Data items:
◆ ◆ ◆ ◆ ◆ ◆ ◆

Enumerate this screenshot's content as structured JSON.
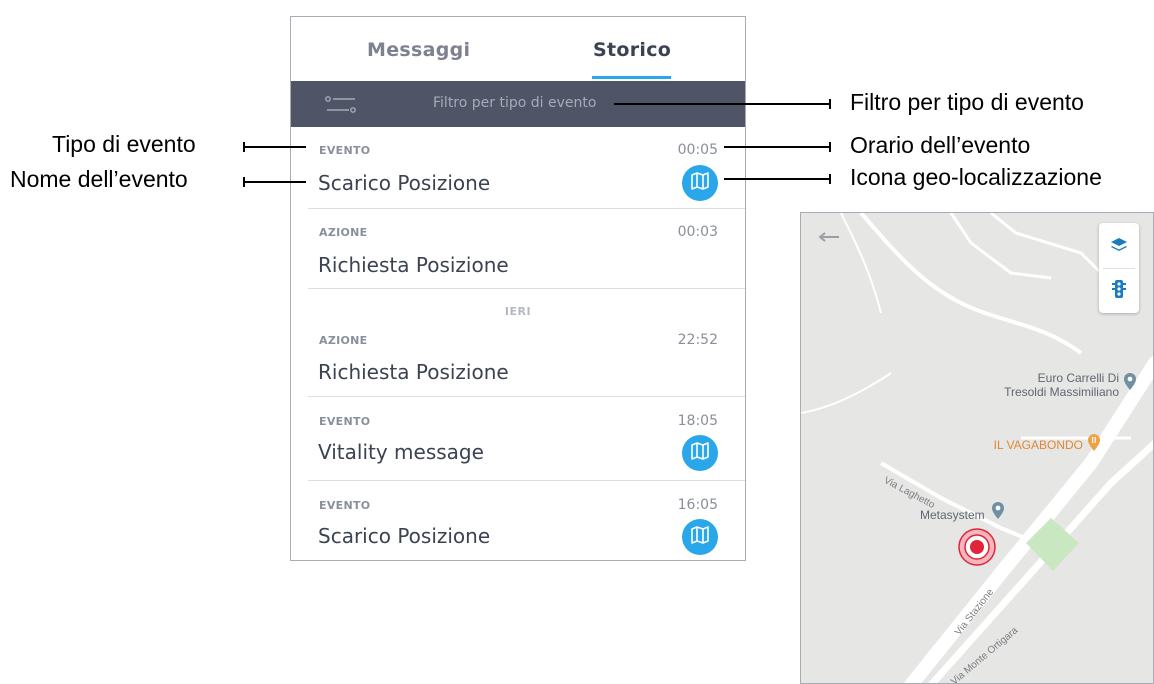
{
  "tabs": {
    "messaggi": "Messaggi",
    "storico": "Storico"
  },
  "filter": {
    "label": "Filtro per tipo di evento"
  },
  "events": [
    {
      "type": "EVENTO",
      "time": "00:05",
      "name": "Scarico Posizione",
      "has_map": true
    },
    {
      "type": "AZIONE",
      "time": "00:03",
      "name": "Richiesta Posizione",
      "has_map": false
    },
    {
      "type": "AZIONE",
      "time": "22:52",
      "name": "Richiesta Posizione",
      "has_map": false
    },
    {
      "type": "EVENTO",
      "time": "18:05",
      "name": "Vitality message",
      "has_map": true
    },
    {
      "type": "EVENTO",
      "time": "16:05",
      "name": "Scarico Posizione",
      "has_map": true
    }
  ],
  "day_separator": "IERI",
  "annotations": {
    "filter": "Filtro per tipo di evento",
    "event_type": "Tipo di evento",
    "event_name": "Nome dell’evento",
    "event_time": "Orario dell’evento",
    "geo_icon": "Icona geo-localizzazione"
  },
  "map": {
    "poi_1_line1": "Euro Carrelli Di",
    "poi_1_line2": "Tresoldi Massimiliano",
    "poi_2": "IL VAGABONDO",
    "poi_3": "Metasystem",
    "street_1": "Via Laghetto",
    "street_2": "Via Stazione",
    "street_3": "Via Monte Ortigara"
  },
  "colors": {
    "accent": "#2aa6ea",
    "filter_bar": "#4f5566",
    "location_marker": "#e0243a",
    "restaurant_poi": "#f0a045",
    "map_park": "#c9e8c2"
  },
  "icons": {
    "filter": "sliders-icon",
    "geo": "map-icon",
    "back": "arrow-left-icon",
    "layers": "layers-icon",
    "traffic": "traffic-light-icon"
  }
}
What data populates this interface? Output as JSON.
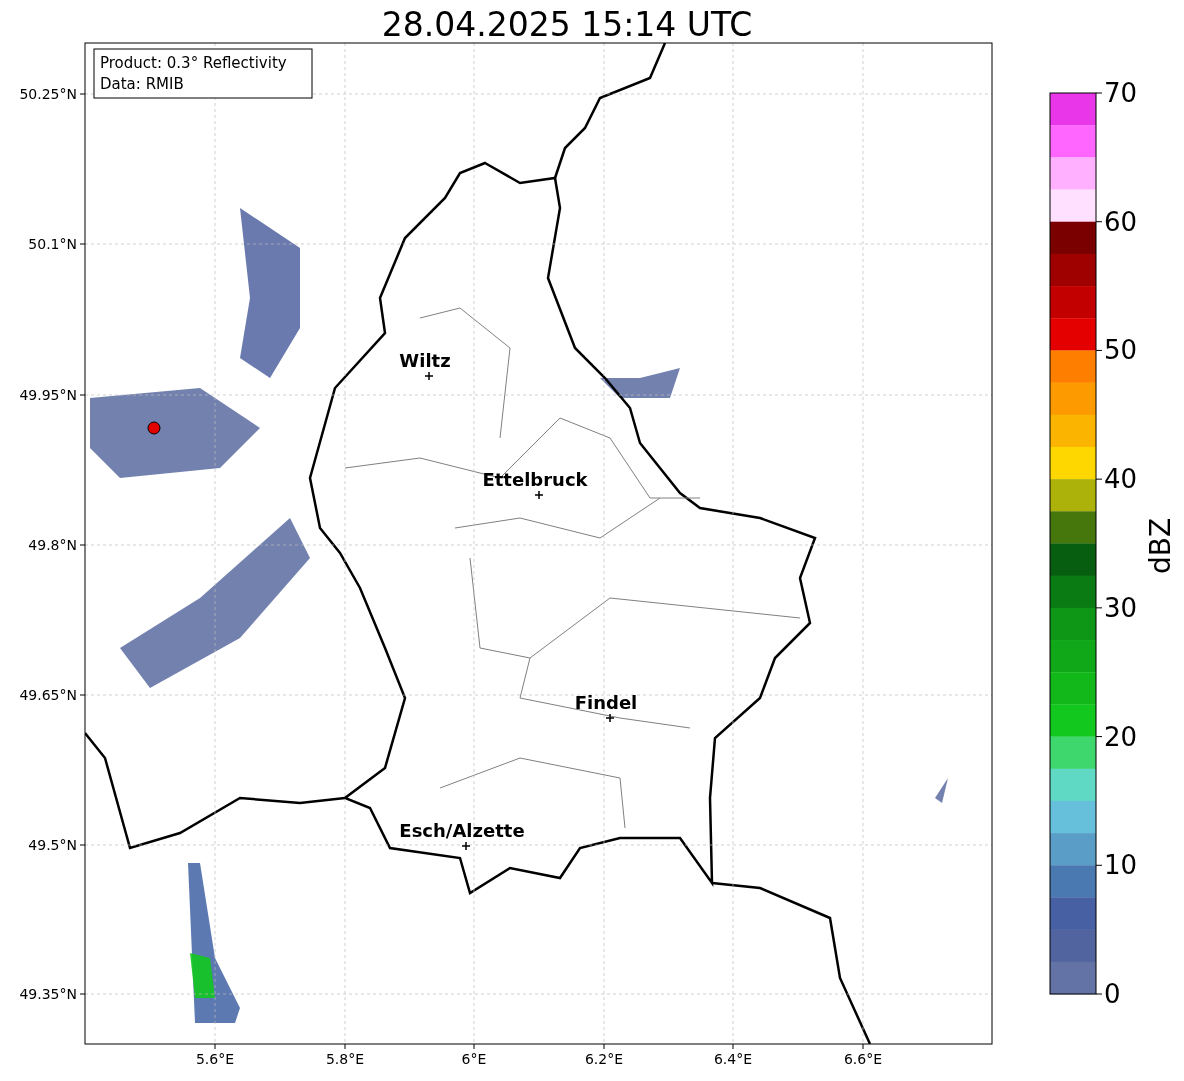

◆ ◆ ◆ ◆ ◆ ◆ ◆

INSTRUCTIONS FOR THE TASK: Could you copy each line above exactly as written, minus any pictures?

RESPONSE AREA:
Enumerate this screenshot's content as structured JSON.
{
  "tabs": {
    "messaggi": "Messaggi",
    "storico": "Storico"
  },
  "filter": {
    "label": "Filtro per tipo di evento"
  },
  "events": [
    {
      "type": "EVENTO",
      "time": "00:05",
      "name": "Scarico Posizione",
      "has_map": true
    },
    {
      "type": "AZIONE",
      "time": "00:03",
      "name": "Richiesta Posizione",
      "has_map": false
    },
    {
      "type": "AZIONE",
      "time": "22:52",
      "name": "Richiesta Posizione",
      "has_map": false
    },
    {
      "type": "EVENTO",
      "time": "18:05",
      "name": "Vitality message",
      "has_map": true
    },
    {
      "type": "EVENTO",
      "time": "16:05",
      "name": "Scarico Posizione",
      "has_map": true
    }
  ],
  "day_separator": "IERI",
  "annotations": {
    "filter": "Filtro per tipo di evento",
    "event_type": "Tipo di evento",
    "event_name": "Nome dell’evento",
    "event_time": "Orario dell’evento",
    "geo_icon": "Icona geo-localizzazione"
  },
  "map": {
    "poi_1_line1": "Euro Carrelli Di",
    "poi_1_line2": "Tresoldi Massimiliano",
    "poi_2": "IL VAGABONDO",
    "poi_3": "Metasystem",
    "street_1": "Via Laghetto",
    "street_2": "Via Stazione",
    "street_3": "Via Monte Ortigara"
  },
  "colors": {
    "accent": "#2aa6ea",
    "filter_bar": "#4f5566",
    "location_marker": "#e0243a",
    "restaurant_poi": "#f0a045",
    "map_park": "#c9e8c2"
  },
  "icons": {
    "filter": "sliders-icon",
    "geo": "map-icon",
    "back": "arrow-left-icon",
    "layers": "layers-icon",
    "traffic": "traffic-light-icon"
  }
}
What data populates this interface? Output as JSON.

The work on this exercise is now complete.